I had a meeting yesterday with some friends about a potential connection between a remote community in the North West and their church in Perth. One of the questions asked was ‘Why?”
I think it needs to be asked.
One of my passions is this very idea of communities connecting with other communities for a reciprocal benefit. A kind of partnership if you like. Most of white Australia’s history with the ‘First Australians’ has been pretty one sided, even recent history – think ‘N.T. intervention’! My passion would be to build relationship between communities for mutual benefit.
What benefit is there for me in having a relationship with some remote community in the Kimberley or a Noongar community right here in Perth? More than there is for them I would suggest! I actually think white man has gone into Aboriginal communities throughout our history with our own agenda of sorts. Mostly a one sided agenda – be it to teach, tell, take or … take over! Very few times do I hear stories of white man going into relationship with an indigenous Aussie or community to listen, learn, and love. I think one of the key reasons I have been rather apathetic in my own relationships and interactions with our first Australians has been largely due to fear of offense (due to my ignorance) rather than any form of racism, although I am not claiming innocence here! Why do people walk across to the other side of the road if they see a dark aboriginal man walking towards them? Racism? Maybe, but my guess is that these days there are many who would not count themselves as racist, they wept when the apology was spoken, they were appalled when the army stormed the N.T. remote communities without due consultation. But these same people when confronted with an aboriginal just don’t quite know what to do. They don’t want to offend culture, they don’t want to embarrass themselves, they are just stuck in ignorance so they walk away.
I know a few aboriginal people, in fact I am related to one. And I would suggest on the whole these great people might want to offer white Australians a gift. A gift of education and relationship.

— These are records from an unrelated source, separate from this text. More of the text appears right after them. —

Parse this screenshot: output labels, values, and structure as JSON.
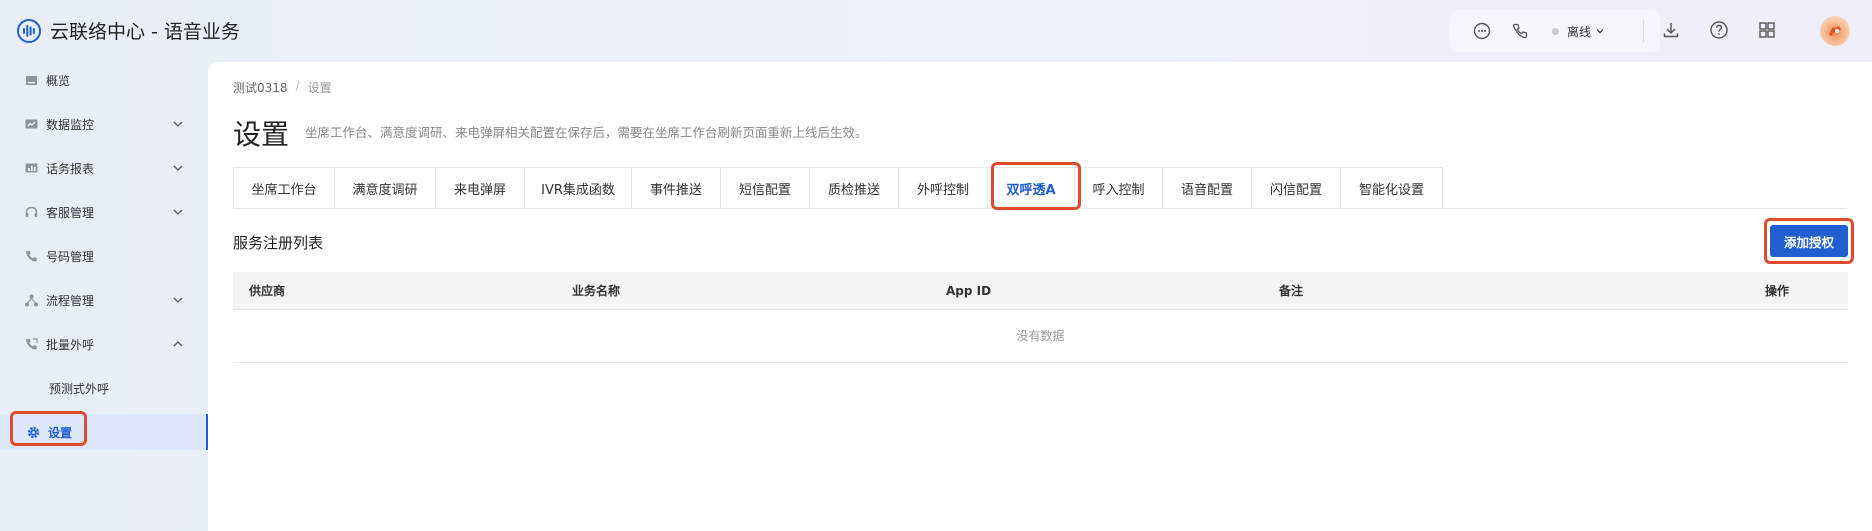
{
  "app": {
    "title": "云联络中心 - 语音业务",
    "logo_icon": "voice-wave-logo-icon"
  },
  "topbar": {
    "icons": [
      "chat-bubble-icon",
      "phone-icon",
      "download-icon",
      "help-circle-icon",
      "grid-apps-icon"
    ],
    "status_label": "离线",
    "status_color": "#c8ccd3"
  },
  "sidebar": {
    "items": [
      {
        "label": "概览",
        "icon": "overview-icon"
      },
      {
        "label": "数据监控",
        "icon": "monitor-icon",
        "expandable": true
      },
      {
        "label": "话务报表",
        "icon": "report-icon",
        "expandable": true
      },
      {
        "label": "客服管理",
        "icon": "headset-icon",
        "expandable": true
      },
      {
        "label": "号码管理",
        "icon": "phone-icon"
      },
      {
        "label": "流程管理",
        "icon": "flow-icon",
        "expandable": true
      },
      {
        "label": "批量外呼",
        "icon": "outbound-call-icon",
        "expanded": true
      },
      {
        "label": "预测式外呼",
        "sub": true
      },
      {
        "label": "设置",
        "icon": "gear-icon",
        "active": true
      }
    ]
  },
  "breadcrumb": {
    "items": [
      "测试0318",
      "设置"
    ],
    "separator": "/"
  },
  "page": {
    "title": "设置",
    "description": "坐席工作台、满意度调研、来电弹屏相关配置在保存后，需要在坐席工作台刷新页面重新上线后生效。"
  },
  "tabs": [
    {
      "label": "坐席工作台"
    },
    {
      "label": "满意度调研"
    },
    {
      "label": "来电弹屏"
    },
    {
      "label": "IVR集成函数"
    },
    {
      "label": "事件推送"
    },
    {
      "label": "短信配置"
    },
    {
      "label": "质检推送"
    },
    {
      "label": "外呼控制"
    },
    {
      "label": "双呼透A",
      "active": true
    },
    {
      "label": "呼入控制"
    },
    {
      "label": "语音配置"
    },
    {
      "label": "闪信配置"
    },
    {
      "label": "智能化设置"
    }
  ],
  "section": {
    "title": "服务注册列表",
    "add_button": "添加授权"
  },
  "table": {
    "columns": [
      "供应商",
      "业务名称",
      "App ID",
      "备注",
      "操作"
    ],
    "rows": [],
    "empty_text": "没有数据"
  },
  "colors": {
    "accent": "#1f5fd1",
    "highlight": "#e24a2f",
    "header_bg": "#f2f4f8"
  }
}
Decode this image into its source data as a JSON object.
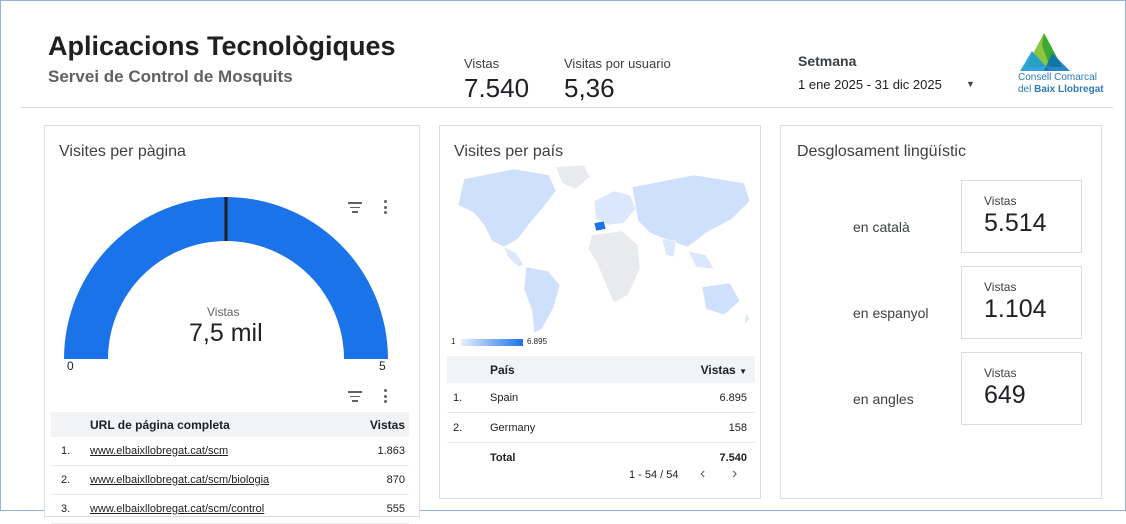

If us white fellas took time and effort to know a bit more about culture, about country about language, history, story and song – if we just knew a bit more we would be less ignorant and therefor less fearful and more willing to engage.
My passion would be to link willing aboriginal people and communities with willing non-indigenous Aussies and communities and humbly ask the indigenous people, “Are you willing to teach us about your people, your culture, your country, your history”, and where appropriate, “your dreaming, your songs?” I used the word “Mission” in my meeting yesterday and one of the people froze up and became a little agitated. “Let me explain” I said. I suggested that traditionally “mission” has been about proselytism, primarily about “evangelizing the heathen”. I suggested my opinion was that mission was as much about us as it was “them” (whoever the “them” may be). That our mission as believers was primarily about seeing where God was already at work among people and all of creation, then once identified, going and joining Him in His work. This to me is about Kingdom. Seeing opportunities for peace, reconciliation, restoration and relationship – the things of the Kingdom – and working with the Spirit in these things.
I asked my cousin about some of these things and she said for a start I should watch some movies and read some books. Here is a list of some of her recommendations, added to them are some others I have read or had recommended ;
Movies and Documentaries-
The First Australians SBS Series.
Bran Nue Day
Why Me? Stories of The Stolen Genneration
Two Men Dreaming
An Aboriginal Mother Tells of The Old and The New – Labumore
The Tall Man – Chloe Hooper
Voices of Aboriginal Australia – Moores
The World of The First Australians – Berndt
The lamb enters the dreaming: Nathaniel Pepper and the ruptured world – Kenny
Blood, spirit and bones: Aboriginal Christianity in an East-Kimberley town
I guess aprt from reading books and watching movies, what has helped more than anything else has been sitting with people who are Australian Aboriginal and asking questions and listening… and listening…